The answer is to consist only of an exact retyping of the lines from the one containing "Read all visible content and emit it as JSON." to the end of the entries, without pictures.

__Supplied information__:
⁂

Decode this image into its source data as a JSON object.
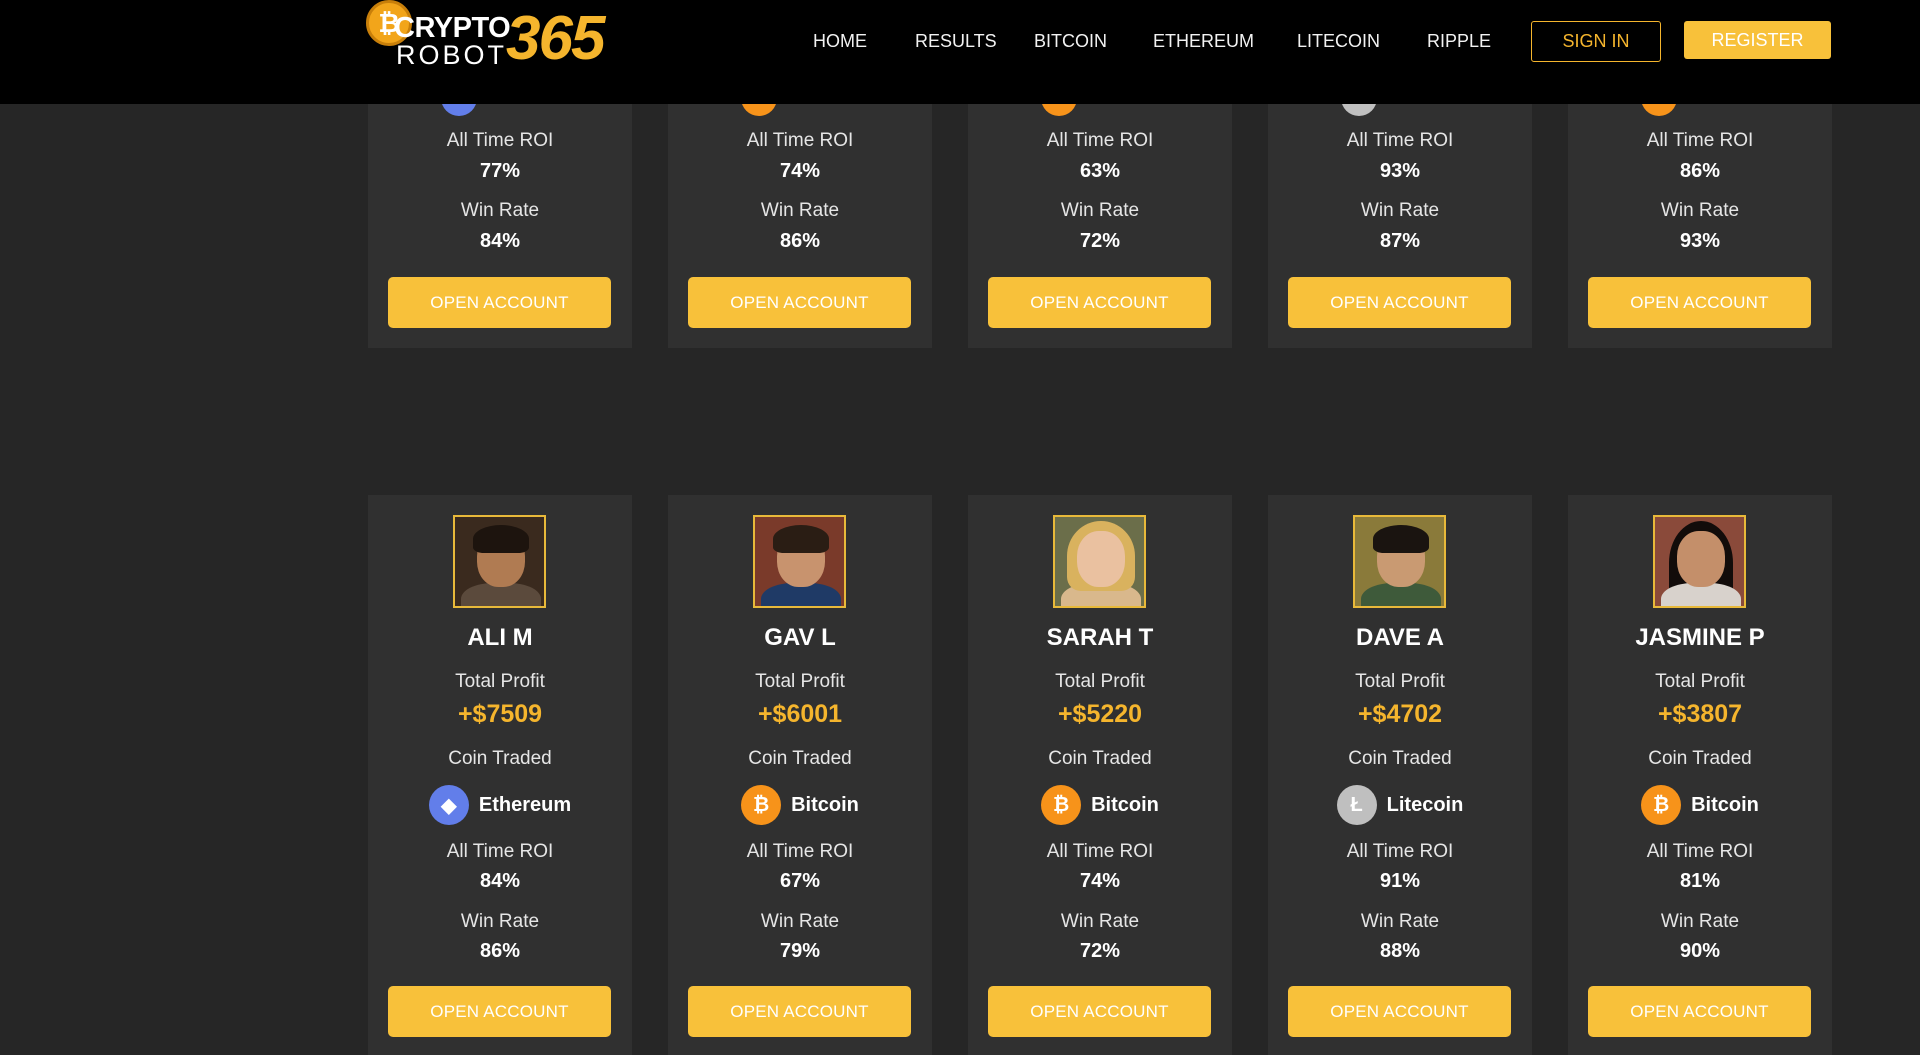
{
  "logo": {
    "line1": "CRYPTO",
    "line2": "ROBOT",
    "number": "365",
    "coin_symbol": "₿"
  },
  "nav": [
    "HOME",
    "RESULTS",
    "BITCOIN",
    "ETHEREUM",
    "LITECOIN",
    "RIPPLE"
  ],
  "auth": {
    "sign_in": "SIGN IN",
    "register": "REGISTER"
  },
  "labels": {
    "total_profit": "Total Profit",
    "coin_traded": "Coin Traded",
    "all_time_roi": "All Time ROI",
    "win_rate": "Win Rate",
    "open_account": "OPEN ACCOUNT"
  },
  "coins": {
    "Ethereum": {
      "symbol": "◆",
      "color": "#627eea",
      "icon": "ethereum-icon"
    },
    "Bitcoin": {
      "symbol": "₿",
      "color": "#f7931a",
      "icon": "bitcoin-icon"
    },
    "Litecoin": {
      "symbol": "Ł",
      "color": "#bfbfbf",
      "icon": "litecoin-icon"
    }
  },
  "top_cards": [
    {
      "coin": "Ethereum",
      "roi": "77%",
      "win_rate": "84%"
    },
    {
      "coin": "Bitcoin",
      "roi": "74%",
      "win_rate": "86%"
    },
    {
      "coin": "Bitcoin",
      "roi": "63%",
      "win_rate": "72%"
    },
    {
      "coin": "Litecoin",
      "roi": "93%",
      "win_rate": "87%"
    },
    {
      "coin": "Bitcoin",
      "roi": "86%",
      "win_rate": "93%"
    }
  ],
  "traders": [
    {
      "name": "ALI M",
      "profit": "+$7509",
      "coin": "Ethereum",
      "roi": "84%",
      "win_rate": "86%"
    },
    {
      "name": "GAV L",
      "profit": "+$6001",
      "coin": "Bitcoin",
      "roi": "67%",
      "win_rate": "79%"
    },
    {
      "name": "SARAH T",
      "profit": "+$5220",
      "coin": "Bitcoin",
      "roi": "74%",
      "win_rate": "72%"
    },
    {
      "name": "DAVE A",
      "profit": "+$4702",
      "coin": "Litecoin",
      "roi": "91%",
      "win_rate": "88%"
    },
    {
      "name": "JASMINE P",
      "profit": "+$3807",
      "coin": "Bitcoin",
      "roi": "81%",
      "win_rate": "90%"
    }
  ]
}
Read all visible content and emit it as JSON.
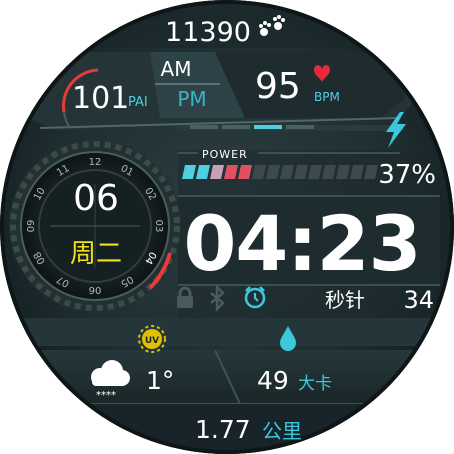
{
  "steps": {
    "value": "11390"
  },
  "ampm": {
    "am": "AM",
    "pm": "PM",
    "active": "AM"
  },
  "pai": {
    "value": "101",
    "unit": "PAI"
  },
  "heart": {
    "value": "95",
    "unit": "BPM"
  },
  "power": {
    "label": "POWER",
    "percent_text": "37%",
    "percent": 37
  },
  "date": {
    "day": "06",
    "weekday": "周二"
  },
  "dial": {
    "numbers": [
      "12",
      "01",
      "02",
      "03",
      "04",
      "05",
      "06",
      "07",
      "08",
      "09",
      "10",
      "11"
    ],
    "highlight": "04"
  },
  "time": {
    "value": "04:23"
  },
  "seconds": {
    "label": "秒针",
    "value": "34"
  },
  "uv": {
    "label": "UV"
  },
  "weather": {
    "temp": "1°",
    "stars": "****"
  },
  "calories": {
    "value": "49",
    "unit": "大卡"
  },
  "distance": {
    "value": "1.77",
    "unit": "公里"
  },
  "colors": {
    "accent": "#4fd0e0",
    "pai_red": "#e83a3a",
    "heart": "#e8283c",
    "weekday": "#f0e020",
    "battery_low": "#e05060",
    "teal_icon": "#3cc8dc"
  }
}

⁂

__Result of the exercise__:
Read all visible content and emit it as JSON.
{
  "steps": {
    "value": "11390"
  },
  "ampm": {
    "am": "AM",
    "pm": "PM",
    "active": "AM"
  },
  "pai": {
    "value": "101",
    "unit": "PAI"
  },
  "heart": {
    "value": "95",
    "unit": "BPM"
  },
  "power": {
    "label": "POWER",
    "percent_text": "37%",
    "percent": 37
  },
  "date": {
    "day": "06",
    "weekday": "周二"
  },
  "dial": {
    "numbers": [
      "12",
      "01",
      "02",
      "03",
      "04",
      "05",
      "06",
      "07",
      "08",
      "09",
      "10",
      "11"
    ],
    "highlight": "04"
  },
  "time": {
    "value": "04:23"
  },
  "seconds": {
    "label": "秒针",
    "value": "34"
  },
  "uv": {
    "label": "UV"
  },
  "weather": {
    "temp": "1°",
    "stars": "****"
  },
  "calories": {
    "value": "49",
    "unit": "大卡"
  },
  "distance": {
    "value": "1.77",
    "unit": "公里"
  },
  "colors": {
    "accent": "#4fd0e0",
    "pai_red": "#e83a3a",
    "heart": "#e8283c",
    "weekday": "#f0e020",
    "battery_low": "#e05060",
    "teal_icon": "#3cc8dc"
  }
}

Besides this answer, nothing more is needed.